While some artists illustrate daily visual diaries full of hilariously relatable scenarios, others use webcomics to create narratives where real and make-believe creatures vent their grievances about the world, or just spread good vibes. No matter their style, there’s sure to be a webcomic for everyone to identify with and enjoy.
Even if you think you’re not much of a comics person, you’d be surprised by how a webcomic can be a tiny dose of joy to your day, uplifting you and commiserating through humor. Scroll down to take a look at some of these talented artists, gifted wordsmiths, and wonderfully witty comics.
Check out our list of 10 witty webcomics that will brighten your day.
A self-confessed “anti-socialite,” British illustrator Gemma Correll creates an easily relatable webcomic, especially for those prone to anxiety. Her human and animal characters—rendered in her distinct cartoon style—perfectly sum up the “daily struggle” in the life of a socially awkward twenty-something. From worrying about networking events to making a beeline for the cat at a party, Correll’s illustrations are sure to make you giggle.
They Can Talk
Presented simply as “a comic about animals,” artist Jimmy Craig’s they can talk gives a voice to all manner of creatures, offering rationale and sage advice regarding all the weird things they get up to. Whether it’s a one-panel gag, or a silent punchline, Craig’s minimalist style is sure to tickle your funny bone.
UK-based Alex Norris describes his Webcomic Name series as “A bad webcomic with the same joke every time.” The amusing three-panel narratives feature a naive, pink blobby character that seems to always find itself in those all-too-relatable “oh no” moments.
Hannah Hillam is an artist whose 4-panel comics have found a loyal following due to how surprisingly relatable they are, even though she draws great inspiration directly from her own life. They provide plenty of reasons to literally laugh out loud, whether it’s her slice-of-life humor, cat problems, or absolutely absurd imagination. The illustrator also recently found the humor in her life’s journey into motherhood. (You can purchase many of her quirky cast of characters as prints, mugs, tote bags, and more over on Society6.)

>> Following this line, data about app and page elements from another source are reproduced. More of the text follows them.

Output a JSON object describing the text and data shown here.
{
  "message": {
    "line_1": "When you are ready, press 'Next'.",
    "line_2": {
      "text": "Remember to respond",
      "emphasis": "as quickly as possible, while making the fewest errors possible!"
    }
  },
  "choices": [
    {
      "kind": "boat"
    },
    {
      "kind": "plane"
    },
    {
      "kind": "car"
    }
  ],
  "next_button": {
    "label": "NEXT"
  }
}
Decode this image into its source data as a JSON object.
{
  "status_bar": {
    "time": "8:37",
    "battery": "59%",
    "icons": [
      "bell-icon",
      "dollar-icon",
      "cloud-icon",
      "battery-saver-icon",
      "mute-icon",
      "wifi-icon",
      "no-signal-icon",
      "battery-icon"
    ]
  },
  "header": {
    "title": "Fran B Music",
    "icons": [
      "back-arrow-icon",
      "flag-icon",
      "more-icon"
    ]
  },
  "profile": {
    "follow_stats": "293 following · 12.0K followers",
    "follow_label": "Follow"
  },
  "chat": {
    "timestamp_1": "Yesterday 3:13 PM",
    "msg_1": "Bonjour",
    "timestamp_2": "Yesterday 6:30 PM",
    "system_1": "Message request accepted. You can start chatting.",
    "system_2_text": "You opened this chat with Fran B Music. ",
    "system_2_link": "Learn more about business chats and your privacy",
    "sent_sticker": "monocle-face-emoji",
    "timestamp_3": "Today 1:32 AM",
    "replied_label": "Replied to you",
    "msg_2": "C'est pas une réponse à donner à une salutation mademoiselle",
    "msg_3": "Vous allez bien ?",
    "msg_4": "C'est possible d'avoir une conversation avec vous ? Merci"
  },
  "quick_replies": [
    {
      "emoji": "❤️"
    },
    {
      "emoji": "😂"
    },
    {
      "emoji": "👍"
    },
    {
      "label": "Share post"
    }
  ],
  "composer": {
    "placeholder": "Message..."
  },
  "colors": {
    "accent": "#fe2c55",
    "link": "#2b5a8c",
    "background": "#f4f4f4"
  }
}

Incidental Comics is the creation of Grant Snider—an acclaimed illustrator, author of The Shape of Ideas: An Illustrated Exploration of Creativity, and frequent contributor to The New York Times Book Review. Snider’s multi-panel comics often revolve around art, creativity, writing, and finding inspiration. More often than not, his clever wordplay and accompanying playful illustrations encourage readers to question lofty ideas on all topics. There’s something undeniably uplifting and motivational about his ongoing work that’s perfect for anyone pursuing a creative (or just open-minded) path in life.
Joshua Barkman is the man behind the False Knees webcomic—a humorous series of colorful ink drawings that depict the existential ponderings and social interactions of woodland animals, voiced as if they were human.